The Right to Die With Dignity

My story will not save anyone. My Hope and Story certainly cannot and will not save another person from completing. We’ve tried. We’ve lost too many. That we’re still walking, breathing, bitching and pissed off says it all. We are invincible. With at least ten (10) combined failed attempts, we conclude that we are unkillable. We are immortal.

Assisted Outpatient Treatment = Involuntary Commitment

Assisted Outpatient Treatment Reschackling Road Tripping Back to the Asylum: Restraints On Us All Jennifer Maria Padron[1] and Amanda Barnabe[2] Judi Chamberlin, Confessions of a Non-Compliant Patient “I tried hard to be a good patient. I saw what happened to bad patients: they were the ones in the seclusion rooms, the ones who got sentContinue reading “Assisted Outpatient Treatment = Involuntary Commitment”

Healing Voices Screening | Washington, DC
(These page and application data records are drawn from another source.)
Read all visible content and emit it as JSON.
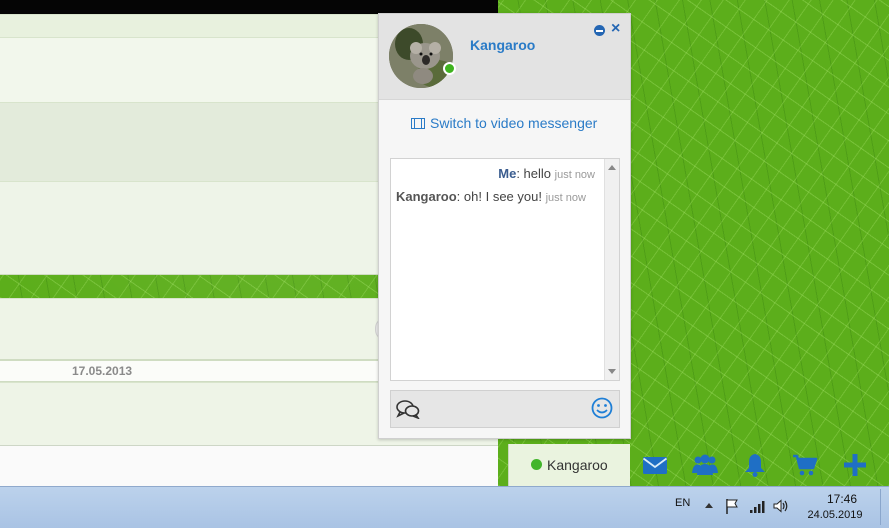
{
  "chat": {
    "contact_name": "Kangaroo",
    "status": "online",
    "video_link_label": "Switch to video messenger",
    "messages": [
      {
        "sender": "Me",
        "text": "hello",
        "time": "just now"
      },
      {
        "sender": "Kangaroo",
        "text": "oh! I see you!",
        "time": "just now"
      }
    ],
    "input_placeholder": ""
  },
  "background_page": {
    "date_label": "17.05.2013"
  },
  "contact_tab": {
    "name": "Kangaroo"
  },
  "toolbar": {
    "icons": [
      "envelope-icon",
      "users-icon",
      "bell-icon",
      "cart-icon",
      "plus-icon"
    ]
  },
  "taskbar": {
    "language": "EN",
    "time": "17:46",
    "date": "24.05.2019"
  },
  "colors": {
    "accent": "#2a7bc7",
    "online": "#42b52b",
    "toolbar_icon": "#1f6fc5",
    "background_leaf": "#5cae1b"
  }
}
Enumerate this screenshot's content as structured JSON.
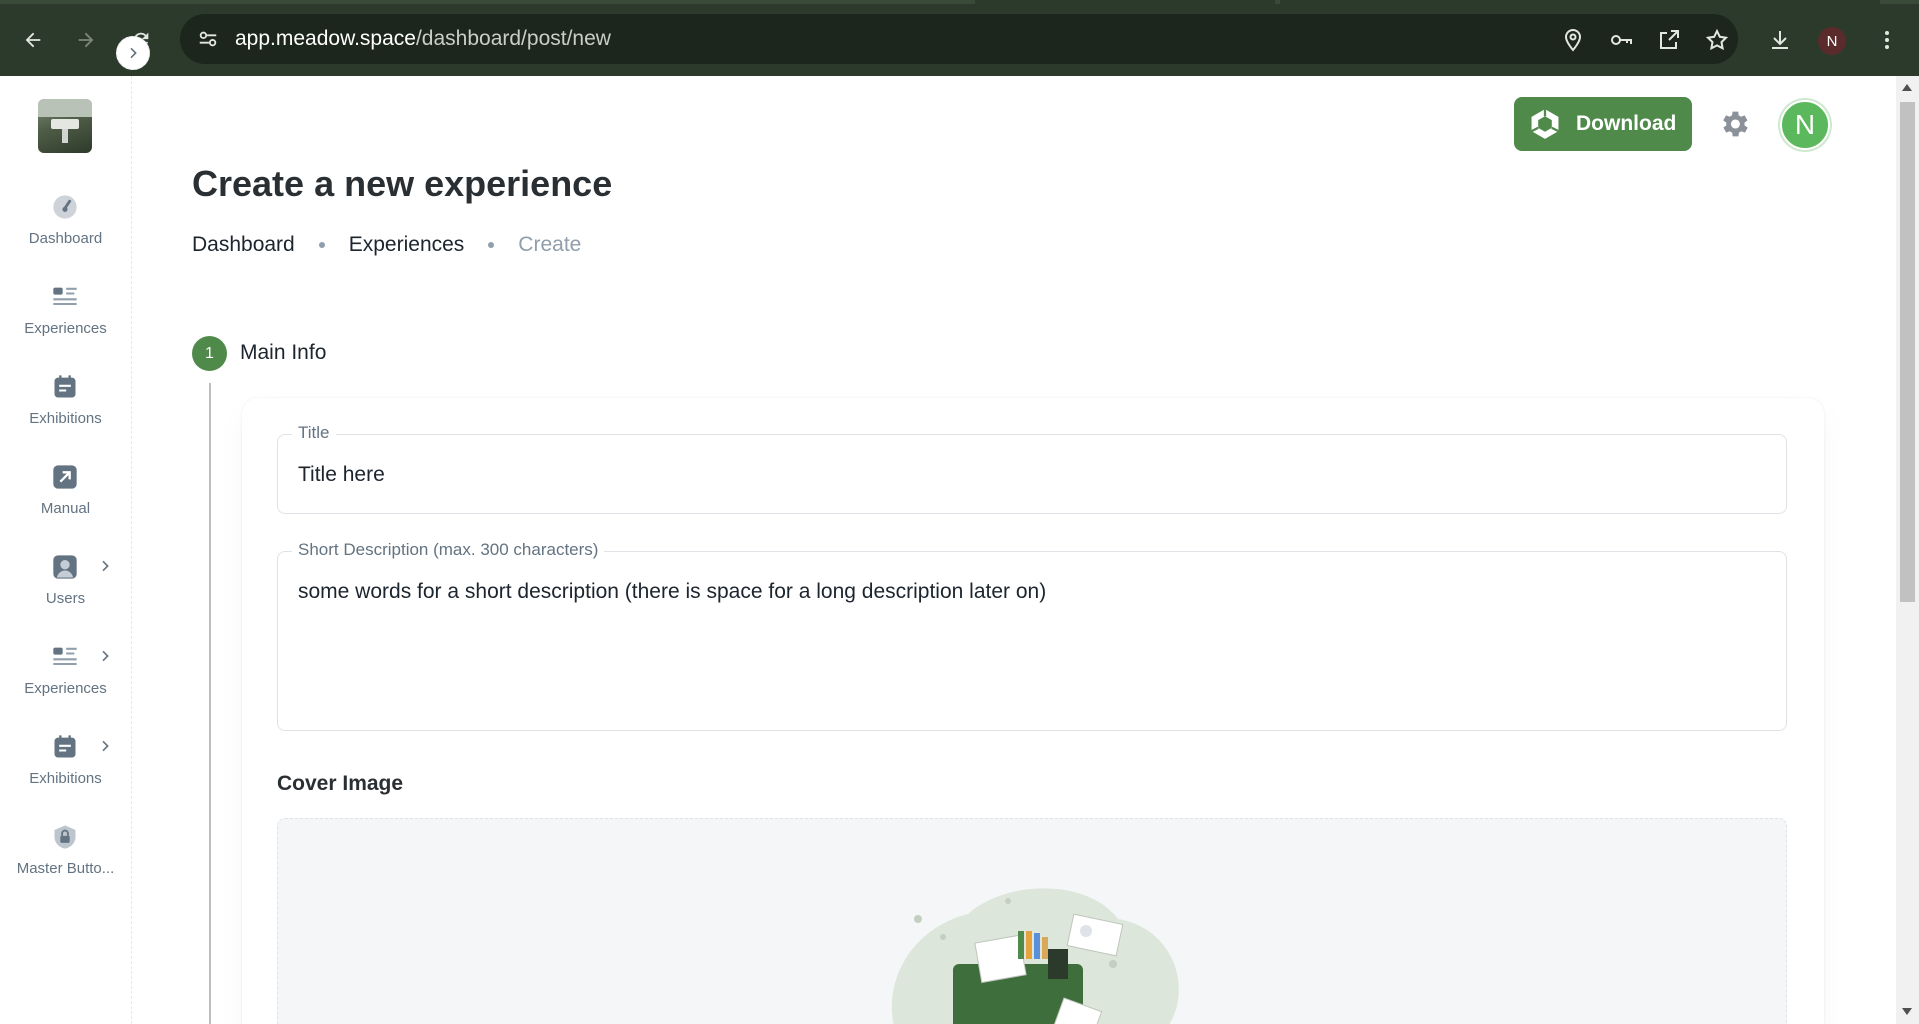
{
  "browser": {
    "url_host": "app.meadow.space",
    "url_path": "/dashboard/post/new",
    "profile_initial": "N",
    "icons": [
      "back-arrow-icon",
      "forward-arrow-icon",
      "reload-icon",
      "site-settings-icon",
      "location-icon",
      "password-key-icon",
      "open-in-app-icon",
      "bookmark-star-icon",
      "downloads-icon",
      "more-vert-icon"
    ]
  },
  "sidebar": {
    "logo_alt": "Meadow logo",
    "items": [
      {
        "label": "Dashboard",
        "icon": "dashboard-gauge-icon",
        "has_children": false
      },
      {
        "label": "Experiences",
        "icon": "list-icon",
        "has_children": false
      },
      {
        "label": "Exhibitions",
        "icon": "calendar-list-icon",
        "has_children": false
      },
      {
        "label": "Manual",
        "icon": "external-link-icon",
        "has_children": false
      },
      {
        "label": "Users",
        "icon": "user-icon",
        "has_children": true
      },
      {
        "label": "Experiences",
        "icon": "list-icon",
        "has_children": true
      },
      {
        "label": "Exhibitions",
        "icon": "calendar-list-icon",
        "has_children": true
      },
      {
        "label": "Master Butto...",
        "icon": "lock-icon",
        "has_children": false
      }
    ]
  },
  "header": {
    "download_label": "Download",
    "avatar_initial": "N"
  },
  "main": {
    "page_title": "Create a new experience",
    "breadcrumb": [
      "Dashboard",
      "Experiences",
      "Create"
    ],
    "step_number": "1",
    "step_label": "Main Info",
    "title_field": {
      "label": "Title",
      "value": "Title here"
    },
    "description_field": {
      "label": "Short Description (max. 300 characters)",
      "value": "some words for a short description (there is space for a long description later on)"
    },
    "cover_image_label": "Cover Image"
  },
  "colors": {
    "primary": "#4f8a4b",
    "browser_frame": "#2b3a2b",
    "avatar": "#5cb85c"
  }
}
Feel free to SHARE this information for THIS Friday’s, April 29, 2016 FREE motion picture screening of “healing voices” in Washington, DC. Many thanks to Oryx Cohen, PJ Moynihan and the Healing Voices Team. Daphne Klein and Jen Padron lead the welcome. Debbie Plotnick, Vice-President for Mental Health and Systems Advocacy at Mental Health AmericaContinue reading “Healing Voices Screening | Washington, DC”

The Horror, The Horror

Written by Amanda Barnabe and Jen M. Padron The first line of treatment in US psychiatric care is the prescription of psychotropic medications to an effected individual exhibiting mental diversity symptomology entailing behavioral and/or physical medically descriptive treatment. The symptoms and prescribed diagnosis, according to the Diagnostic Statistical Manual’s (DSM-5, 2016) symptomology of “Serious Mental Illness”Continue reading “The Horror, The Horror”

Asylums? Susan Rogers Speaks.

Dr. Sisti began by insisting that “we do not want to return to those asylums … that are now infamous for incarcerating thousands of Americans … What we were calling for is a rehabilitation of the term ‘asylum’ … [as] a safe sanctuary where they may be able to heal and reclaim their lives in recovery.” Asked about the reason for the widespread use of chemical restraints, Dr. Sisti responded that it is “a lot easier to maintain control and safety in an overcrowded institution when individuals are chemically controlled. We’re seeing this now in prisons,” where individuals with mental health conditions who are often without access to adequate treatment are “oftentimes given large doses of drugs to keep them both safe and comfortable” (emphasis added).